Marylebone Cricket Club January 23, 2009

Lord's granted floodlight permission

Cricinfo staff

Lord's will be able to use more powerful floodlights after getting planning permission © MCC
The MCC has been granted five-year planning permission to install floodlights at Lord's after Westminster City Council approved the plans subject to the final details being agreed.

This means the lights will be in place in time for the opening ceremony of the World Twenty20 on June 5, although an exact time frame for installation still needs to be confirmed once all the fine print on the contracts has been finalised.

There had been concerns from local residents about the impact of floodlights and how frequently they will be used, but Keith Bradshaw, the MCC chief executive, said they had worked closely with everyone involved to come up with the solution.

"We have worked constructively with both the council and local residents over the past few months to ensure that we have a floodlighting solution that has as minimal an impact as possible on all those who live near Lord's whilst delivering a scheme of the highest quality for cricket," he said.

"This decision will enable MCC to host up to 12 match days a season, such as major one-day and Twenty20 day/night games, including the World Twenty20 Tournament in June this year.

"This is an integral part of our overall vision of improving Lord's for future generations of cricketers, members and cricket fans and safeguarding its position as 'The Home of Cricket'.

"We will continue our detailed dialogue with Westminster, local councillors and local residents to ensure that the timetable for the construction and introduction of the floodlighting system at Lord's will be as smooth and seamless as possible."

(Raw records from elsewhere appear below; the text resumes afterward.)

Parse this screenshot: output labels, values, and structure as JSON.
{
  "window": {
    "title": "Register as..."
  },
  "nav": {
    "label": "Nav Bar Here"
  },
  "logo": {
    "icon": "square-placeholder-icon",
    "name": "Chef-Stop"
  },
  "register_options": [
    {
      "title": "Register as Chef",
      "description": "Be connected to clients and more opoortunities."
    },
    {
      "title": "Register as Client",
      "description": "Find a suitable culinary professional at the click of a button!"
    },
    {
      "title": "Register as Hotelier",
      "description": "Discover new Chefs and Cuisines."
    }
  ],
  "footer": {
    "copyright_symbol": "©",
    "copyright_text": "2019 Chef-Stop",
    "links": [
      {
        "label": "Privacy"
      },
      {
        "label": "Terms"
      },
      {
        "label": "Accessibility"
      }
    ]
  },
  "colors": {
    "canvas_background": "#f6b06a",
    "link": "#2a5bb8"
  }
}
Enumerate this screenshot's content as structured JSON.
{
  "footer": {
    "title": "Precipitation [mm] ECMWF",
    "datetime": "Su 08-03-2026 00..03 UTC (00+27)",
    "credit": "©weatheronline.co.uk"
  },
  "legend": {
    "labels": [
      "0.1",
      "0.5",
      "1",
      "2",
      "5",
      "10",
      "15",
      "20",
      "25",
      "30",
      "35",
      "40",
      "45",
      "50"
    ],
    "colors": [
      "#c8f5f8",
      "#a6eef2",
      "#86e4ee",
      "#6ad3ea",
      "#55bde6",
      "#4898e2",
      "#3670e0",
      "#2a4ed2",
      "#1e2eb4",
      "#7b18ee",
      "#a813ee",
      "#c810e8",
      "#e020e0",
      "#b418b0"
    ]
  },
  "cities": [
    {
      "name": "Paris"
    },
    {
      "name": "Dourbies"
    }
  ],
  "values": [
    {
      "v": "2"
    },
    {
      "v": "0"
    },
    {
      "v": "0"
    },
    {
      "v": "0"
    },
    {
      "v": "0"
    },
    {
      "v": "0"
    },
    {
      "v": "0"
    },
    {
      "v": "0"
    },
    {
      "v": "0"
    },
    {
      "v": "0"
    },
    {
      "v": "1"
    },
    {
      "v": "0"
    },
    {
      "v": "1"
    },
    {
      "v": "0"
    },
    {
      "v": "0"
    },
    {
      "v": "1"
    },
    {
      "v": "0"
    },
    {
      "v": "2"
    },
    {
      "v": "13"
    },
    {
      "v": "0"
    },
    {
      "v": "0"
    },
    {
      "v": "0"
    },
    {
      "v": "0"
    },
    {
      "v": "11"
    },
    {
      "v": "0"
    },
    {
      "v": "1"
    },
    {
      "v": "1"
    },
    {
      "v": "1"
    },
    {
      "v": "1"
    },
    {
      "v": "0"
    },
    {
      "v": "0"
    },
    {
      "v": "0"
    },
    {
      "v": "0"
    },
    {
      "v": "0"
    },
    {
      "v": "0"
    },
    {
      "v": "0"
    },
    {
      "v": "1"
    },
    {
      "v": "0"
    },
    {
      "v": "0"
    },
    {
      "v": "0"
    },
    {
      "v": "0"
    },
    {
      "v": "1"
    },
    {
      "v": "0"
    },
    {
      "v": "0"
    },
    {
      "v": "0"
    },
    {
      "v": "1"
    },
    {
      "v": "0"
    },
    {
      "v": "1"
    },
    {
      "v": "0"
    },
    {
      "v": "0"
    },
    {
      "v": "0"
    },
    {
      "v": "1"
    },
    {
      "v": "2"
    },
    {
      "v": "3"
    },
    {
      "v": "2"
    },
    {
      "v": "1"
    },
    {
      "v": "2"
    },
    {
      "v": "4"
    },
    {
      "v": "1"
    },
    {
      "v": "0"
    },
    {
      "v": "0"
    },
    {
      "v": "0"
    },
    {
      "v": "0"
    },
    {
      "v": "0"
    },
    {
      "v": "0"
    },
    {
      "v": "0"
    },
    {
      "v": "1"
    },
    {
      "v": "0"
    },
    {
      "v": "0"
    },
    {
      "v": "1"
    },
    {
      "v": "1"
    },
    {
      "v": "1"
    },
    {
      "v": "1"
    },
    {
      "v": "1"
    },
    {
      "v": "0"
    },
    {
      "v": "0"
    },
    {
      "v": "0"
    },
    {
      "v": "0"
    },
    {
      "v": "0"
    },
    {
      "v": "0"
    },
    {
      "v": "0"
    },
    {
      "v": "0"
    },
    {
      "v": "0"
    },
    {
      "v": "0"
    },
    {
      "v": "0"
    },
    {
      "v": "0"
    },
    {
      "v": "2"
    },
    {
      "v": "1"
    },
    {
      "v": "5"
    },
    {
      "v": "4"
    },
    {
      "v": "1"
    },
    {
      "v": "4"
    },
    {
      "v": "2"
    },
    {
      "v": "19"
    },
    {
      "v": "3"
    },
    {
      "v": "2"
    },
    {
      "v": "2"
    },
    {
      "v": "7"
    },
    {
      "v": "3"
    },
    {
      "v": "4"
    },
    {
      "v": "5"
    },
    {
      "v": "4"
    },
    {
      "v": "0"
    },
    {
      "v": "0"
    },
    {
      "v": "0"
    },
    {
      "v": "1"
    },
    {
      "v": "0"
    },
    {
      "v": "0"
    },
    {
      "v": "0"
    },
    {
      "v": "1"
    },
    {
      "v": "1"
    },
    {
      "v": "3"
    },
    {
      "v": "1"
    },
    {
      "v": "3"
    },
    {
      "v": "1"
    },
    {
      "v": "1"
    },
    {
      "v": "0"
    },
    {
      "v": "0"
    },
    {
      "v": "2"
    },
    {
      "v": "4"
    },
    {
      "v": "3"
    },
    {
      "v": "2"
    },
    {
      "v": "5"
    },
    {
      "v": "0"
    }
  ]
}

The five-year length of the agreement fits in with the development masterplan of Lord's which, if it goes ahead, would include building floodlights into the design. However, the MCC were keen to have more than the previous temporary solution of bringing in lights as and when they were needed, which didn't prove cost-effective, and the new lights will also meet ICC criteria for brightness.